Many transients not registered

The disturbed circumstance from the Democratic standpoint is that the increased population is not reflected in the registration figures.

Multnomah County, containing Portland, has a trailer registration booth that travels from factory to factory to enable the workers to register. There, as in all other war production centers, Sidney Hillman’s CIO Political Action Committee is putting on a vigorous campaign to induce labor union members to qualify for voting. But registration figures for Multnomah County, released on Tuesday, disclosed no appreciable increase over either 1940 or 1942.

This year’s total is 180,962. On the same date in 1940, the total was 180,833 and in 1942, 177,903.

In Washington, the registration in 1940 was about 990,000. It fell to 700,000 in 1942 and now has climbed back to only 890,000, still 100,000 less than when Mr. Roosevelt was elected for his third term.

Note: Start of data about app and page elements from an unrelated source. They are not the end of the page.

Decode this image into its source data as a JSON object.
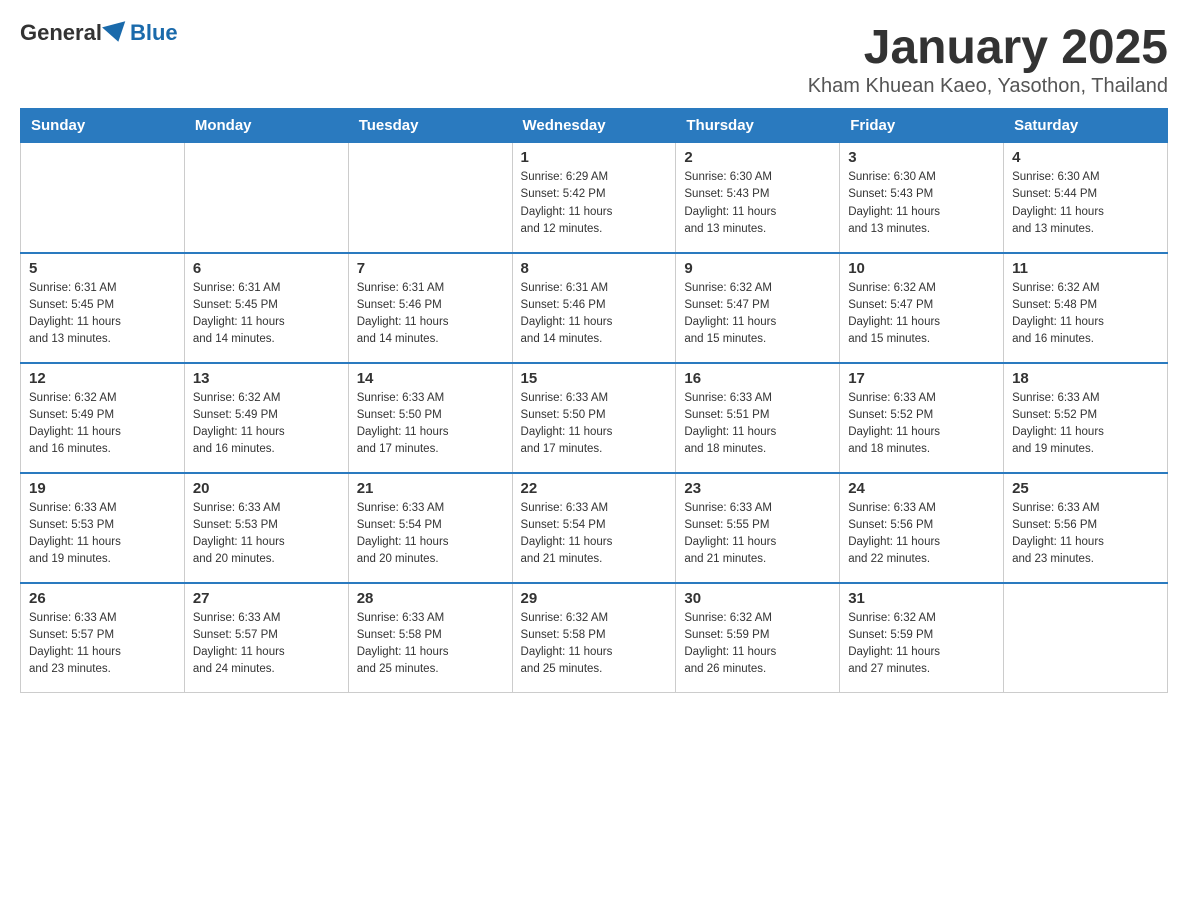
{
  "header": {
    "logo_general": "General",
    "logo_blue": "Blue",
    "month_title": "January 2025",
    "location": "Kham Khuean Kaeo, Yasothon, Thailand"
  },
  "days_of_week": [
    "Sunday",
    "Monday",
    "Tuesday",
    "Wednesday",
    "Thursday",
    "Friday",
    "Saturday"
  ],
  "weeks": [
    [
      {
        "day": "",
        "info": ""
      },
      {
        "day": "",
        "info": ""
      },
      {
        "day": "",
        "info": ""
      },
      {
        "day": "1",
        "info": "Sunrise: 6:29 AM\nSunset: 5:42 PM\nDaylight: 11 hours\nand 12 minutes."
      },
      {
        "day": "2",
        "info": "Sunrise: 6:30 AM\nSunset: 5:43 PM\nDaylight: 11 hours\nand 13 minutes."
      },
      {
        "day": "3",
        "info": "Sunrise: 6:30 AM\nSunset: 5:43 PM\nDaylight: 11 hours\nand 13 minutes."
      },
      {
        "day": "4",
        "info": "Sunrise: 6:30 AM\nSunset: 5:44 PM\nDaylight: 11 hours\nand 13 minutes."
      }
    ],
    [
      {
        "day": "5",
        "info": "Sunrise: 6:31 AM\nSunset: 5:45 PM\nDaylight: 11 hours\nand 13 minutes."
      },
      {
        "day": "6",
        "info": "Sunrise: 6:31 AM\nSunset: 5:45 PM\nDaylight: 11 hours\nand 14 minutes."
      },
      {
        "day": "7",
        "info": "Sunrise: 6:31 AM\nSunset: 5:46 PM\nDaylight: 11 hours\nand 14 minutes."
      },
      {
        "day": "8",
        "info": "Sunrise: 6:31 AM\nSunset: 5:46 PM\nDaylight: 11 hours\nand 14 minutes."
      },
      {
        "day": "9",
        "info": "Sunrise: 6:32 AM\nSunset: 5:47 PM\nDaylight: 11 hours\nand 15 minutes."
      },
      {
        "day": "10",
        "info": "Sunrise: 6:32 AM\nSunset: 5:47 PM\nDaylight: 11 hours\nand 15 minutes."
      },
      {
        "day": "11",
        "info": "Sunrise: 6:32 AM\nSunset: 5:48 PM\nDaylight: 11 hours\nand 16 minutes."
      }
    ],
    [
      {
        "day": "12",
        "info": "Sunrise: 6:32 AM\nSunset: 5:49 PM\nDaylight: 11 hours\nand 16 minutes."
      },
      {
        "day": "13",
        "info": "Sunrise: 6:32 AM\nSunset: 5:49 PM\nDaylight: 11 hours\nand 16 minutes."
      },
      {
        "day": "14",
        "info": "Sunrise: 6:33 AM\nSunset: 5:50 PM\nDaylight: 11 hours\nand 17 minutes."
      },
      {
        "day": "15",
        "info": "Sunrise: 6:33 AM\nSunset: 5:50 PM\nDaylight: 11 hours\nand 17 minutes."
      },
      {
        "day": "16",
        "info": "Sunrise: 6:33 AM\nSunset: 5:51 PM\nDaylight: 11 hours\nand 18 minutes."
      },
      {
        "day": "17",
        "info": "Sunrise: 6:33 AM\nSunset: 5:52 PM\nDaylight: 11 hours\nand 18 minutes."
      },
      {
        "day": "18",
        "info": "Sunrise: 6:33 AM\nSunset: 5:52 PM\nDaylight: 11 hours\nand 19 minutes."
      }
    ],
    [
      {
        "day": "19",
        "info": "Sunrise: 6:33 AM\nSunset: 5:53 PM\nDaylight: 11 hours\nand 19 minutes."
      },
      {
        "day": "20",
        "info": "Sunrise: 6:33 AM\nSunset: 5:53 PM\nDaylight: 11 hours\nand 20 minutes."
      },
      {
        "day": "21",
        "info": "Sunrise: 6:33 AM\nSunset: 5:54 PM\nDaylight: 11 hours\nand 20 minutes."
      },
      {
        "day": "22",
        "info": "Sunrise: 6:33 AM\nSunset: 5:54 PM\nDaylight: 11 hours\nand 21 minutes."
      },
      {
        "day": "23",
        "info": "Sunrise: 6:33 AM\nSunset: 5:55 PM\nDaylight: 11 hours\nand 21 minutes."
      },
      {
        "day": "24",
        "info": "Sunrise: 6:33 AM\nSunset: 5:56 PM\nDaylight: 11 hours\nand 22 minutes."
      },
      {
        "day": "25",
        "info": "Sunrise: 6:33 AM\nSunset: 5:56 PM\nDaylight: 11 hours\nand 23 minutes."
      }
    ],
    [
      {
        "day": "26",
        "info": "Sunrise: 6:33 AM\nSunset: 5:57 PM\nDaylight: 11 hours\nand 23 minutes."
      },
      {
        "day": "27",
        "info": "Sunrise: 6:33 AM\nSunset: 5:57 PM\nDaylight: 11 hours\nand 24 minutes."
      },
      {
        "day": "28",
        "info": "Sunrise: 6:33 AM\nSunset: 5:58 PM\nDaylight: 11 hours\nand 25 minutes."
      },
      {
        "day": "29",
        "info": "Sunrise: 6:32 AM\nSunset: 5:58 PM\nDaylight: 11 hours\nand 25 minutes."
      },
      {
        "day": "30",
        "info": "Sunrise: 6:32 AM\nSunset: 5:59 PM\nDaylight: 11 hours\nand 26 minutes."
      },
      {
        "day": "31",
        "info": "Sunrise: 6:32 AM\nSunset: 5:59 PM\nDaylight: 11 hours\nand 27 minutes."
      },
      {
        "day": "",
        "info": ""
      }
    ]
  ]
}
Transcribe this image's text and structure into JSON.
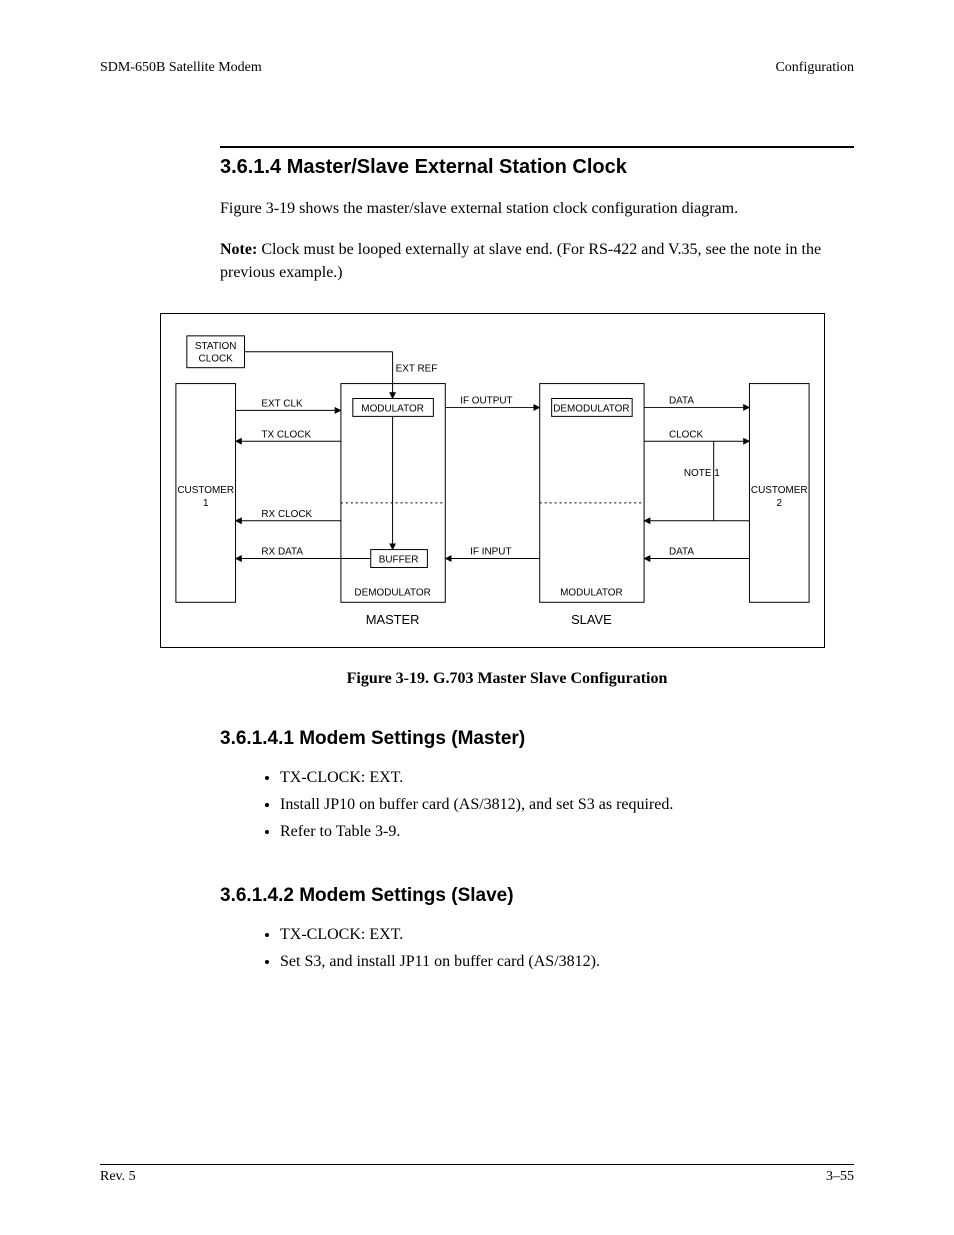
{
  "header": {
    "left": "SDM-650B Satellite Modem",
    "right": "Configuration"
  },
  "section": {
    "number_title": "3.6.1.4  Master/Slave External Station Clock",
    "para1": "Figure 3-19 shows the master/slave external station clock configuration diagram.",
    "note_label": "Note:",
    "note_text": " Clock must be looped externally at slave end. (For RS-422 and V.35, see the note in the previous example.)"
  },
  "figure": {
    "labels": {
      "station_clock1": "STATION",
      "station_clock2": "CLOCK",
      "ext_ref": "EXT REF",
      "ext_clk": "EXT CLK",
      "modulator": "MODULATOR",
      "if_output": "IF OUTPUT",
      "demodulator_top": "DEMODULATOR",
      "data_top": "DATA",
      "tx_clock": "TX CLOCK",
      "clock": "CLOCK",
      "note1": "NOTE 1",
      "customer1a": "CUSTOMER",
      "customer1b": "1",
      "customer2a": "CUSTOMER",
      "customer2b": "2",
      "rx_clock": "RX CLOCK",
      "rx_data": "RX DATA",
      "buffer": "BUFFER",
      "if_input": "IF INPUT",
      "data_bot": "DATA",
      "demodulator_bot": "DEMODULATOR",
      "modulator_bot": "MODULATOR",
      "master": "MASTER",
      "slave": "SLAVE"
    },
    "caption": "Figure 3-19.  G.703 Master Slave Configuration"
  },
  "sub1": {
    "title": "3.6.1.4.1  Modem Settings (Master)",
    "items": [
      "TX-CLOCK: EXT.",
      "Install JP10 on buffer card (AS/3812), and set S3 as required.",
      "Refer to Table 3-9."
    ]
  },
  "sub2": {
    "title": "3.6.1.4.2  Modem Settings (Slave)",
    "items": [
      "TX-CLOCK: EXT.",
      "Set S3, and install JP11 on buffer card (AS/3812)."
    ]
  },
  "footer": {
    "left": "Rev. 5",
    "right": "3–55"
  }
}
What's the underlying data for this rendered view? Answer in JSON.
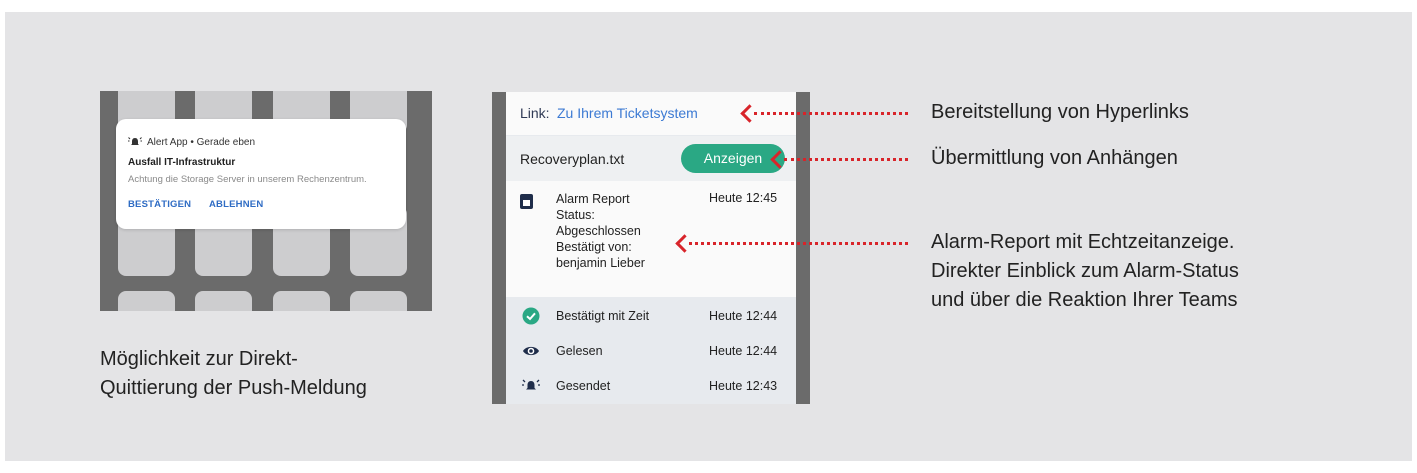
{
  "notification": {
    "app_line": "Alert App • Gerade eben",
    "title": "Ausfall IT-Infrastruktur",
    "message": "Achtung die Storage Server in unserem Rechenzentrum.",
    "confirm_label": "BESTÄTIGEN",
    "decline_label": "ABLEHNEN",
    "caption_line1": "Möglichkeit zur Direkt-",
    "caption_line2": "Quittierung der Push-Meldung"
  },
  "app": {
    "link_label": "Link:",
    "link_text": "Zu Ihrem Ticketsystem",
    "attachment_name": "Recoveryplan.txt",
    "show_button": "Anzeigen",
    "report": {
      "lines": [
        "Alarm Report",
        "Status:",
        "Abgeschlossen",
        "Bestätigt von:",
        "benjamin Lieber"
      ],
      "time": "Heute 12:45"
    },
    "status_rows": [
      {
        "label": "Bestätigt mit Zeit",
        "time": "Heute 12:44",
        "icon": "check-circle-icon"
      },
      {
        "label": "Gelesen",
        "time": "Heute 12:44",
        "icon": "eye-icon"
      },
      {
        "label": "Gesendet",
        "time": "Heute 12:43",
        "icon": "alarm-bell-icon"
      }
    ]
  },
  "annotations": {
    "hyperlinks": "Bereitstellung von Hyperlinks",
    "attachments": "Übermittlung von Anhängen",
    "report_line1": "Alarm-Report mit Echtzeitanzeige.",
    "report_line2": "Direkter Einblick zum Alarm-Status",
    "report_line3": "und über die Reaktion Ihrer Teams"
  },
  "colors": {
    "accent_green": "#2aa884",
    "link_blue": "#3c7ad3",
    "annotation_red": "#d8242a",
    "background": "#e4e4e6"
  }
}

The facts seem to be that at least half of the imported workers are unable to qualify because of an insufficient period of residence or other cause, and many even of those entitled to vote are disinclined to do so.

At the Kaiser plants presently the net decline in employment is 2,500 a month and the turnover – that is, the number moving out and in – is much greater. Whether they are coming or going, the nomads are unlikely to be able to vote.

Poll tax feared

The most astonishing circumstance, reported in both Portland and Seattle, is that a lot of war workers refuse to register. Some of the boys from down South, both white and Negro, believe that voting will make them liable to a poll tax and no amount of explaining that these western states have not now, and never have had, such a tax, seems able to disabuse them of this notion.

Principally on the basis of the scant registration of war workers, Republicans question the reliability of the Gallup Poll, which shows Mr. Roosevelt leading by a ratio of 55 to 45 in Washington and California and 51 to 49 in Oregon. The assumption of those who disbelieve this finding is that those polled include city workers, in proportion to their total, rather than the number of them who are registered.

It is pointed out that almost all elections, since 1940, have shown a marked decline in votes cast and that, generally, the smaller the vote the greater the Republican trend.

Wherefore the Dewey backers are hoping that enough workers will stay away from the polls for one reason or another to turn these Pacific Coast states to their man on Nov. 7.